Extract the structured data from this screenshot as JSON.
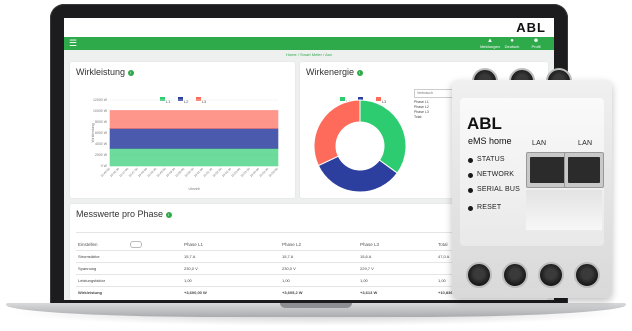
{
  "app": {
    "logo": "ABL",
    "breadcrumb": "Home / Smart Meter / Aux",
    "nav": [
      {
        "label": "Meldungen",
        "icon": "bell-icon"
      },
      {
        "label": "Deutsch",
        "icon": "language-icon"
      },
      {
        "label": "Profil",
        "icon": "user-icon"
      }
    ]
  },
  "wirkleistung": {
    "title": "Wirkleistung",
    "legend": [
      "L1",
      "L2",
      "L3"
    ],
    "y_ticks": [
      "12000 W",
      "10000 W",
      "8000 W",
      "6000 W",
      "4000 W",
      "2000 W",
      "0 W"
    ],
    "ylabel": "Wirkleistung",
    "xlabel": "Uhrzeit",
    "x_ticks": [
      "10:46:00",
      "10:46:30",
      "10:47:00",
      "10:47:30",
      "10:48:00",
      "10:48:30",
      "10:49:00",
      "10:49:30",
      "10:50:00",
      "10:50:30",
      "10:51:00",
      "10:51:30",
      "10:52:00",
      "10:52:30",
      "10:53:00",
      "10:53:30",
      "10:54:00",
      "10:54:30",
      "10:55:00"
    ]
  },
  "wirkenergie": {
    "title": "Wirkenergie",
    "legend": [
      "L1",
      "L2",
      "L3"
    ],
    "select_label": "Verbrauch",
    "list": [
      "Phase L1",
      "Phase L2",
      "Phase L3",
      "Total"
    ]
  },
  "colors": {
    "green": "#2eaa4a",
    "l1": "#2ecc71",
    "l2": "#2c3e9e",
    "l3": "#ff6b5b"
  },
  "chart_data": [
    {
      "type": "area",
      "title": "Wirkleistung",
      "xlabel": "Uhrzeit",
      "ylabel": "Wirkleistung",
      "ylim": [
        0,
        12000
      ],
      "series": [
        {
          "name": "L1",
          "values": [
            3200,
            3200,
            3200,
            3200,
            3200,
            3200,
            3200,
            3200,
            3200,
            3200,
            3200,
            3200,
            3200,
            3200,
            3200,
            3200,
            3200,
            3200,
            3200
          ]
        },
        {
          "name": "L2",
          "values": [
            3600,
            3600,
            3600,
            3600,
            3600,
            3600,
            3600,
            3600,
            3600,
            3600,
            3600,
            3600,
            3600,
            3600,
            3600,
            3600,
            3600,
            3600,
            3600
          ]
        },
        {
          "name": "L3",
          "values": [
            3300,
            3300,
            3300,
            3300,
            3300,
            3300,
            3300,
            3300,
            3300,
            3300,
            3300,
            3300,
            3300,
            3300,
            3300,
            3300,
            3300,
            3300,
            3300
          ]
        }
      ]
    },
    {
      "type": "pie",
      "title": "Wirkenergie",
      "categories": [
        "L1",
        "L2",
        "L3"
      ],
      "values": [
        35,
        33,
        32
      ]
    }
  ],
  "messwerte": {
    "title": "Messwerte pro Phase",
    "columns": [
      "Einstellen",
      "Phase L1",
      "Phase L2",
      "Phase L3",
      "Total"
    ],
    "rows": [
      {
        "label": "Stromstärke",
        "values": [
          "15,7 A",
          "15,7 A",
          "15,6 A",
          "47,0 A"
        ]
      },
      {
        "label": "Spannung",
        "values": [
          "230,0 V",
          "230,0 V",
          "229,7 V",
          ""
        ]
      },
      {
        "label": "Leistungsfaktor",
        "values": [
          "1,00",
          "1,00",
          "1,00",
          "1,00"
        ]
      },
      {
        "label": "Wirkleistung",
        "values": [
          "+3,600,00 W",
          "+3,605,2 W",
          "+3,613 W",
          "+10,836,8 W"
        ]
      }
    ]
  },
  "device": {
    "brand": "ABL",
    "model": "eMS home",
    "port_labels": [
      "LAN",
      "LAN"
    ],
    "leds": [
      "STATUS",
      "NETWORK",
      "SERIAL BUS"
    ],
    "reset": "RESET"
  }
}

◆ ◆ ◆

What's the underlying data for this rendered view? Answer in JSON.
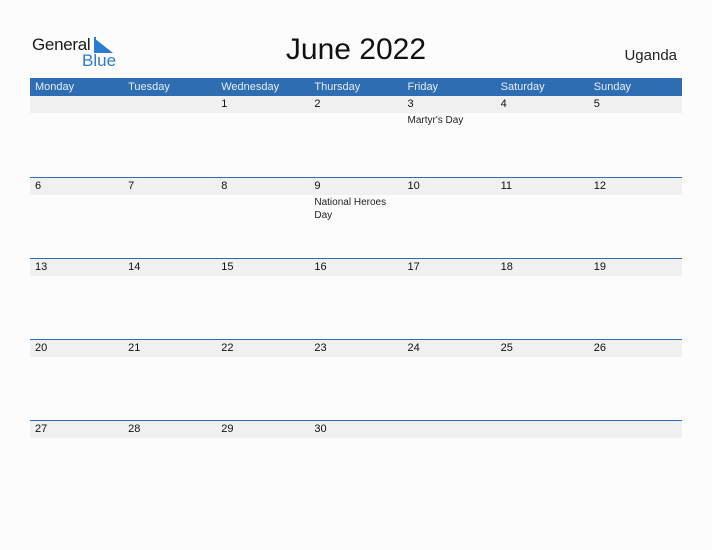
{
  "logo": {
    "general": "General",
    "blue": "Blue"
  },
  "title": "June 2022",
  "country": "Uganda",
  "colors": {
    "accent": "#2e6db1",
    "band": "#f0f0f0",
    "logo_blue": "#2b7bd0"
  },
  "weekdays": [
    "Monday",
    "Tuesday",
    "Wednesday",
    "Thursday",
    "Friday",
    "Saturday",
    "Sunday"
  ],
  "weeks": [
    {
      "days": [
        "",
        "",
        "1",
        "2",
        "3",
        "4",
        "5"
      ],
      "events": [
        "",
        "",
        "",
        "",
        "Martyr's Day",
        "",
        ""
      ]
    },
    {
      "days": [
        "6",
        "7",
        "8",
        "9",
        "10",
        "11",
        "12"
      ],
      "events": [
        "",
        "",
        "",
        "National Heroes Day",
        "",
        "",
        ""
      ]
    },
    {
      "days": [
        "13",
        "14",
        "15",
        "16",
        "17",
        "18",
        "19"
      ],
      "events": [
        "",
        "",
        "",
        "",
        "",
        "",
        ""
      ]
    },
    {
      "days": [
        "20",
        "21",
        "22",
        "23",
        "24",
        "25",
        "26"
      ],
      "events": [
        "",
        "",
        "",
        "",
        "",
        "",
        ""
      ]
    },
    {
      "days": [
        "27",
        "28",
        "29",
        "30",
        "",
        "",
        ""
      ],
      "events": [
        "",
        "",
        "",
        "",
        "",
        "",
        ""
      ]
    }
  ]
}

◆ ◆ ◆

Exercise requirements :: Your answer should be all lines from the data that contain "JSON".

Answer space ::
Extract the structured data from this screenshot as JSON.
What's the underlying data for this rendered view? Answer in JSON.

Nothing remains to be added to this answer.